Where could this Executive Order ever have led but where Vermont now finds itself, with bureaucrats and out-of-state “independents” dictating our farms’ and forests’ futures? Vermonters are fatigued by the false mantra that imposing regulatory costs “drives economic growth” — ask Vermont’s Rutland County businesses, who were recently informed they must pony up $300 million to retrofit all paved surfaces exceeding three acres in area, to prevent surface stormwater run-off. The progressives call this “economic growth,” citing the local contractors who have the (optional) opportunity to earn $300 million to perform the mandated excavation and construction work. (One wonders what the climate impact is of re-paving all that acreage!). There is currently no government funding of this mandatory implementation: a number of longstanding businesses are threatened with bankruptcy. The contemplated fuel taxes employ the same foggy logic: that taxing people for driving is beneficial, because the money will be used to “drive economic growth.”
The governor’s phrase “setting Vermonters on a path to affordability” is also getting tiresome, since all carbon tax studies acknowledge the inherent regressiveness of these taxes — they hurt the working poor the most. This is why all carbon tax proposals strive to redistribute the wealth they admit they are taking from the poorest of our citizenry — to incentivize us all!
This is the tip of the carbon tax regulatory iceberg: it is far from melting. In 2020, Vermonters will hear much about “incentivizing” their conduct, and will learn how mammoth this bulging iceberg has become. Much like paying $10,000 each to out-of-staters to relocate to Vermont, these shenanigans must be called to a halt — voters must be incentivized to vote in 2020.
Vermonters are done being the guinea pigs for social and economic experimentation — Resources for the Future should focus on cleaning up the ecosystem in stinky D.C. After they get all their “incentivizing” worked out down there, they can vacation in Vermont, where the air is already clean.

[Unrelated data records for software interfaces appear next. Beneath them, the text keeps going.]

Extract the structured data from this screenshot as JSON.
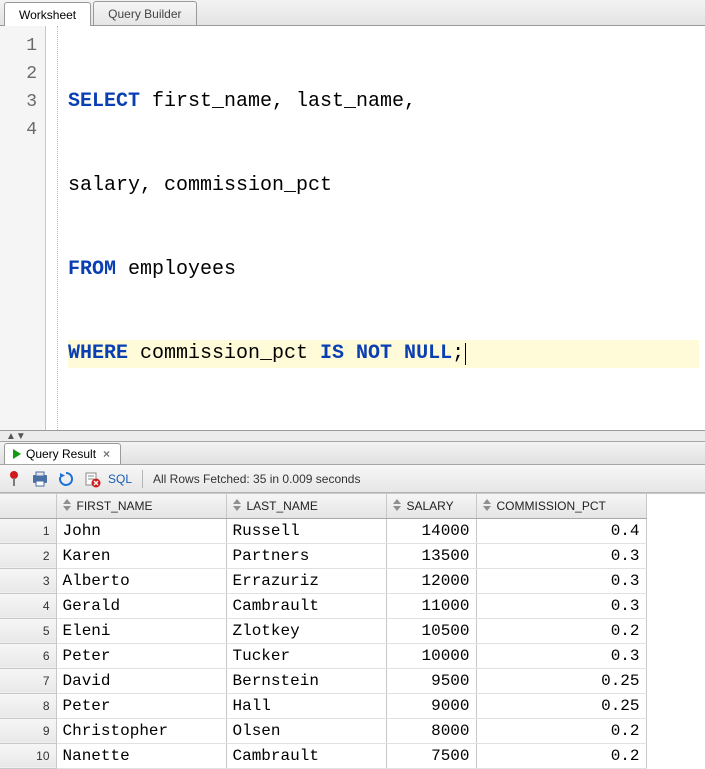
{
  "top_tabs": {
    "worksheet": "Worksheet",
    "query_builder": "Query Builder"
  },
  "editor": {
    "lines": [
      "1",
      "2",
      "3",
      "4"
    ],
    "sql": {
      "l1_kw": "SELECT",
      "l1_rest": " first_name, last_name,",
      "l2": "salary, commission_pct",
      "l3_kw": "FROM",
      "l3_rest": " employees",
      "l4_kw1": "WHERE",
      "l4_mid": " commission_pct ",
      "l4_kw2": "IS NOT NULL",
      "l4_end": ";"
    }
  },
  "result_tab": {
    "label": "Query Result",
    "close": "×"
  },
  "toolbar": {
    "sql_link": "SQL",
    "status": "All Rows Fetched: 35 in 0.009 seconds"
  },
  "columns": {
    "first": "FIRST_NAME",
    "last": "LAST_NAME",
    "salary": "SALARY",
    "commission": "COMMISSION_PCT"
  },
  "rows": [
    {
      "n": "1",
      "first": "John",
      "last": "Russell",
      "salary": "14000",
      "commission": "0.4"
    },
    {
      "n": "2",
      "first": "Karen",
      "last": "Partners",
      "salary": "13500",
      "commission": "0.3"
    },
    {
      "n": "3",
      "first": "Alberto",
      "last": "Errazuriz",
      "salary": "12000",
      "commission": "0.3"
    },
    {
      "n": "4",
      "first": "Gerald",
      "last": "Cambrault",
      "salary": "11000",
      "commission": "0.3"
    },
    {
      "n": "5",
      "first": "Eleni",
      "last": "Zlotkey",
      "salary": "10500",
      "commission": "0.2"
    },
    {
      "n": "6",
      "first": "Peter",
      "last": "Tucker",
      "salary": "10000",
      "commission": "0.3"
    },
    {
      "n": "7",
      "first": "David",
      "last": "Bernstein",
      "salary": "9500",
      "commission": "0.25"
    },
    {
      "n": "8",
      "first": "Peter",
      "last": "Hall",
      "salary": "9000",
      "commission": "0.25"
    },
    {
      "n": "9",
      "first": "Christopher",
      "last": "Olsen",
      "salary": "8000",
      "commission": "0.2"
    },
    {
      "n": "10",
      "first": "Nanette",
      "last": "Cambrault",
      "salary": "7500",
      "commission": "0.2"
    }
  ]
}
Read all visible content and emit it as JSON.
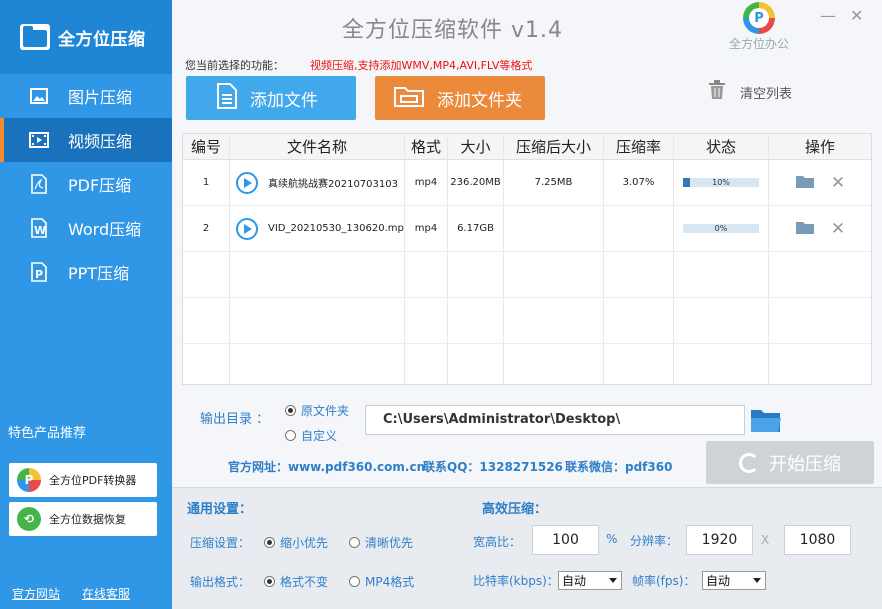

John Klar is an attorney and farmer residing in Brookfield, and former pastor of the First Congregational Church of Westfield. He is running for governor in 2020. This commentary originally appeared at American Thinker.